Technical Paper | dx.doi.org/10.1080/15361055.2019.1579622
Articles are hosted by Taylor and Francis Online.

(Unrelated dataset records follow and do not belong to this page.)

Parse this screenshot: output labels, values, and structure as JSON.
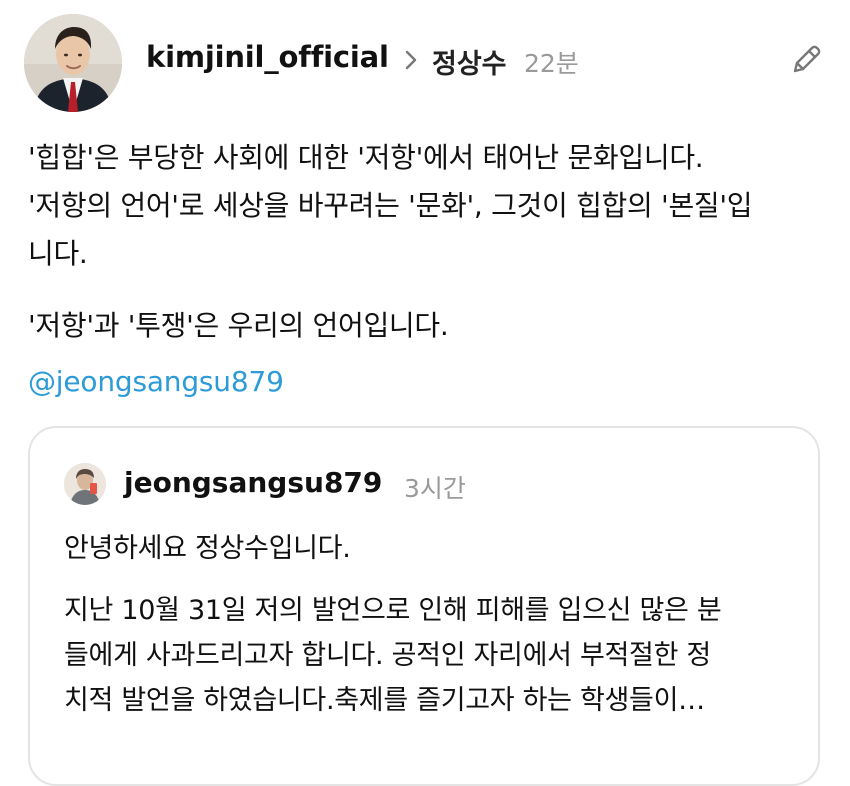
{
  "header": {
    "username": "kimjinil_official",
    "reply_to": "정상수",
    "time": "22분"
  },
  "post": {
    "paragraph1": [
      "'힙합'은 부당한 사회에 대한 '저항'에서 태어난 문화입니다.",
      "'저항의 언어'로 세상을 바꾸려는 '문화', 그것이 힙합의 '본질'입",
      "니다."
    ],
    "paragraph2": "'저항'과 '투쟁'은 우리의 언어입니다.",
    "mention": "@jeongsangsu879"
  },
  "quoted_post": {
    "username": "jeongsangsu879",
    "time": "3시간",
    "greeting": "안녕하세요 정상수입니다.",
    "body_lines": [
      "지난 10월 31일 저의 발언으로 인해 피해를 입으신 많은 분",
      "들에게 사과드리고자 합니다. 공적인 자리에서 부적절한 정",
      "치적 발언을 하였습니다.축제를 즐기고자 하는 학생들이…"
    ]
  },
  "colors": {
    "mention": "#2d9bd8",
    "muted": "#9a9a9a",
    "card_border": "#e4e4e4"
  },
  "icons": {
    "reply": "chevron-right-icon",
    "edit": "pencil-icon"
  }
}
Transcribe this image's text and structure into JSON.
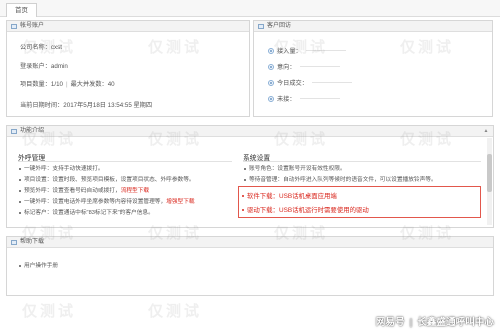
{
  "tabs": [
    {
      "label": "首页"
    }
  ],
  "account_panel": {
    "title": "帐号账户",
    "rows": [
      {
        "text": "公司名称：cxst"
      },
      {
        "text": "登录账户：admin"
      },
      {
        "parts": [
          "项目数量：1/10",
          "最大并发数：40"
        ]
      },
      {
        "text": "当前日期时间：2017年5月18日 13:54:55 星期四"
      }
    ]
  },
  "todo_panel": {
    "title": "客户回访",
    "items": [
      {
        "label": "接入量："
      },
      {
        "label": "意向："
      },
      {
        "label": "今日成交："
      },
      {
        "label": "未接："
      }
    ]
  },
  "function_panel": {
    "title": "功能介绍",
    "business": {
      "title": "外呼管理",
      "items": [
        {
          "text": "一键外呼：支持手动快速拨打。",
          "tag": ""
        },
        {
          "text": "项目设置：设置时段、预览项目模板，设置项目状态、外呼参数等。",
          "tag": ""
        },
        {
          "text": "预览外呼：设置查看号码自动或拨打，",
          "tag": "流程型下载"
        },
        {
          "text": "一键外呼：设置电话外呼坐席参数等内容待设置管理等，",
          "tag": "增强型下载"
        },
        {
          "text": "标记客户：设置通话中标\"83标记下来\"的客户信息。",
          "tag": ""
        }
      ]
    },
    "system": {
      "title": "系统设置",
      "items": [
        {
          "text": "账号角色：设置账号开设有效性权限。"
        },
        {
          "text": "等待音管理：自动外呼进入队列等候时的语音文件，可以设置播放铃声等。"
        }
      ],
      "highlight": [
        {
          "text": "软件下载：USB话机桌面应用端"
        },
        {
          "text": "驱动下载：USB话机运行时需要使用的驱动"
        }
      ]
    }
  },
  "help_panel": {
    "title": "帮助下载",
    "items": [
      {
        "text": "用户操作手册"
      }
    ]
  },
  "watermark": {
    "text": "仅测试"
  },
  "corner": {
    "site": "网易号",
    "brand": "长鑫盛通呼叫中心"
  },
  "colors": {
    "accent_red": "#d9261c",
    "panel_header": "#f3f3f3",
    "border": "#d6d6d6"
  }
}
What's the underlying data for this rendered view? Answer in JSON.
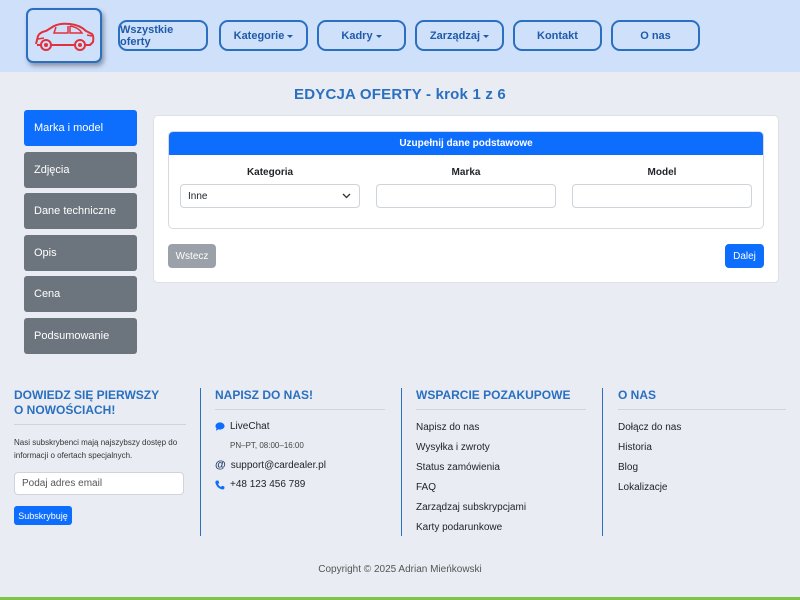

Magnetothermodynamics is the study of compression and expansion of magnetized plasma with an eye toward identifying equations of state (EOSs) for magneto-inertial fusion experiments. We present recent results from Swarthmore Spheromak Experiment (SSX) experiments on the thermodynamics of compressed magnetized plasmas called Taylor states. In these experiments, we generate twisted flux ropes of magnetized, relaxed plasma accelerated from one end of a 1.5-m-long copper flux conserver and observe their compression in a closed conducting boundary installed at the other end. Plasma parameters are measured during compression. The instances of ion heating during compression are identified by constructing a pressure-volume diagram using measured density, temperature, and volume of the magnetized plasma. While we only measure compression up to 30%, we speculate that if higher compression ratios could be achieved, the compressed Taylor states could form the basis of a new kind of fusion engine. The theoretically predicted magnetohydrodynamic (MHD) and double-adiabatic [Chew-Goldberger-Low (CGL)] EOSs are compared to experimental measurements to estimate the adiabatic nature of the compressed plasma. Since our magnetized plasmas relax to an equilibrium described by MHD, one might expect their thermodynamics to be governed by the corresponding EOS. However, we find that the MHD EOS is not supported by our data. Our results are more consistent with the parallel CGL EOS suggesting that these weakly collisional plasmas have most of their proton energy in the direction parallel to the magnetic field.